The duo behind Asos and Achica have launched a new venture offering haute couture to help make furry companions fashionable
A History of the First World War in 100 moments: The mutiny that sent a ripple of fear through the Empire

A History of the First World War in 100 moments

The mutiny that sent a ripple of fear through the Empire
Hot stuff: 10 best kettles

Hot stuff: 10 best kettles

Celebrate St George’s Day with a nice cup of tea.
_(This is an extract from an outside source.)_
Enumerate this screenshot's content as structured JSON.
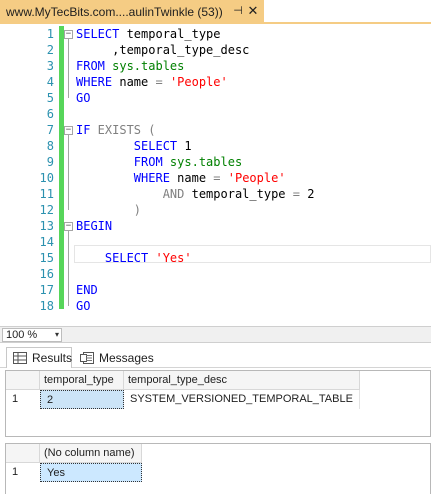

Now you just need to get the water boiled
Sam Wallace: Why Giggs is perfect fit as Manchester United boss... in the longer term

Sam Wallace

Why Ryan Giggs is perfect fit as Manchester United boss... in the longer term
Renaud Lavillenie: The sky's the limit for this pole vaulter's ambitions

Renaud Lavillenie: The sky's the limit for this pole vaulter's ambitions

Having smashed Sergei Bubka's 21-year-old record, the French phenomenon tells Simon Turnbull he can go higher
Through the screen: British Pathé opens its archives

Through the screen

British Pathé opens its archives
The man behind the papier mâché mask

Frank Sidebottom

The man behind the papier mâché mask
Chris Marker: Mystic film-maker with a Midas touch

Mystic film-maker with a Midas touch

Chris Marker retrospective is a revelation
Boston runs again: Thousands take to the streets for marathon as city honours dead and injured of last year's bombing

Boston runs again

Thousands of runners take to the streets as city honours dead of last year
40 years of fostering and still holding the babies (and with no plans to retire)

40 years of fostering and holding the babies

In their seventies and still working as specialist foster parents